WEST LAFAYETTE, Ind. - A new technology enabling tiny machines called micro electromechanical systems to "self-calibrate" could make possible super-accurate and precise sensors for crime-scene forensics, environmental testing and medical diagnostics.
The innovation might enable researchers to create a "nose-on-a-chip" for tracking criminal suspects, sensors for identifying hazardous solid or gaseous substances, as well as a new class of laboratory tools for specialists working in nanotechnology and biotechnology.
"In the everyday macroscopic world, we can accurately measure distance and mass because we have well-known standards such as rulers or weights that we use to calibrate devices that measure distances or forces," said Jason Vaughn Clark, an assistant professor of electrical and computer engineering and mechanical engineering. "But for the micro- or nanoscopic worlds, there have been no standards and no practical ways for measuring very small distances or forces."

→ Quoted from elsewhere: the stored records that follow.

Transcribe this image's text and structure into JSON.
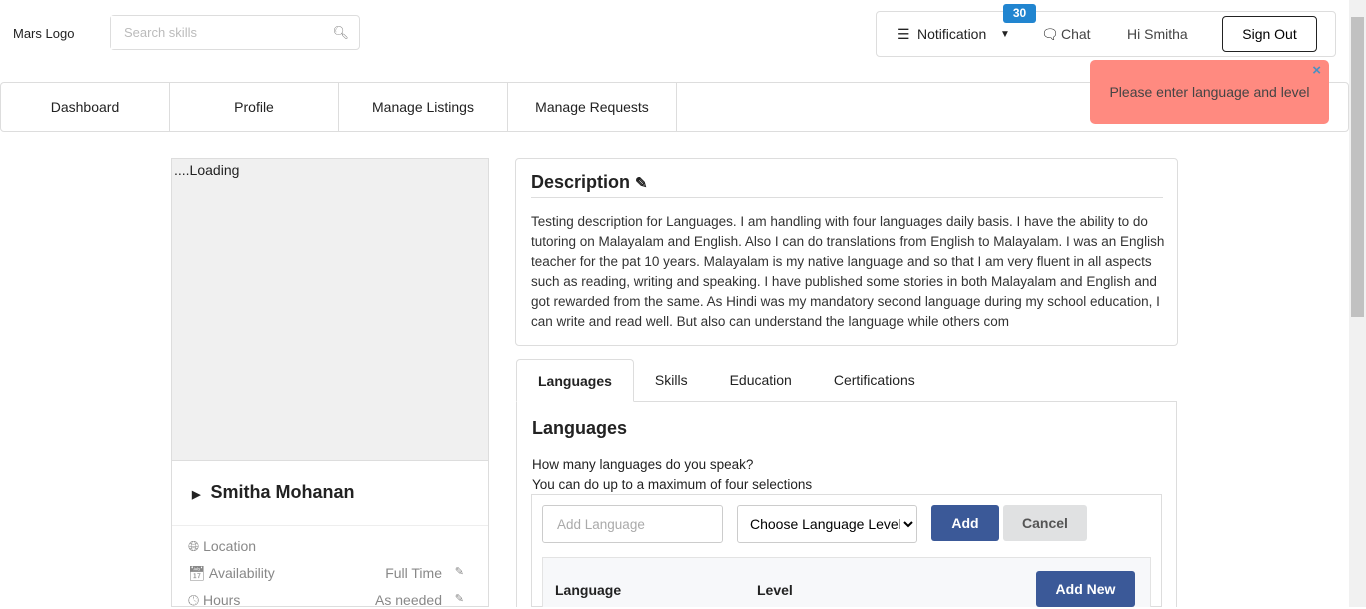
{
  "header": {
    "logo": "Mars Logo",
    "search_placeholder": "Search skills",
    "notification": "Notification",
    "notification_count": "30",
    "chat": "Chat",
    "greeting": "Hi Smitha",
    "sign_out": "Sign Out"
  },
  "nav": [
    "Dashboard",
    "Profile",
    "Manage Listings",
    "Manage Requests"
  ],
  "toast": {
    "message": "Please enter language and level",
    "close": "×"
  },
  "profile": {
    "photo_alt": "....Loading",
    "name": "Smitha Mohanan",
    "location_label": "Location",
    "availability_label": "Availability",
    "availability_value": "Full Time",
    "hours_label": "Hours",
    "hours_value": "As needed"
  },
  "description": {
    "title": "Description",
    "text": "Testing description for Languages. I am handling with four languages daily basis. I have the ability to do tutoring on Malayalam and English. Also I can do translations from English to Malayalam. I was an English teacher for the pat 10 years. Malayalam is my native language and so that I am very fluent in all aspects such as reading, writing and speaking. I have published some stories in both Malayalam and English and got rewarded from the same. As Hindi was my mandatory second language during my school education, I can write and read well. But also can understand the language while others com"
  },
  "tabs": [
    "Languages",
    "Skills",
    "Education",
    "Certifications"
  ],
  "languages": {
    "title": "Languages",
    "question": "How many languages do you speak?",
    "hint": "You can do up to a maximum of four selections",
    "input_placeholder": "Add Language",
    "level_selected": "Choose Language Level",
    "add": "Add",
    "cancel": "Cancel",
    "col_language": "Language",
    "col_level": "Level",
    "add_new": "Add New"
  }
}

The micro electromechanical systems, or MEMS, are promising for an array of high-tech applications.
Researchers previously have used various techniques to gauge the force and movement of tiny objects containing components so small they have to be measured on the scale of micrometers or nanometers, millionths or billionths of a meter, respectively. However, the accuracy of conventional techniques is typically off by 10 percent or more because of their inherent uncertainties, Clark said.
"And due to process variations within fabrication, no two microstructures have the same geometric and material properties," he said.
These small variations in microstructure geometry, stiffness and mass can significantly affect performance.
"A 10 percent change in width can cause a 100 percent change in a microstructure's stiffness," Clark said. "Process variations have made it difficult for researchers to accurately predict the performance of MEMS."
|Contact: Emil Venere|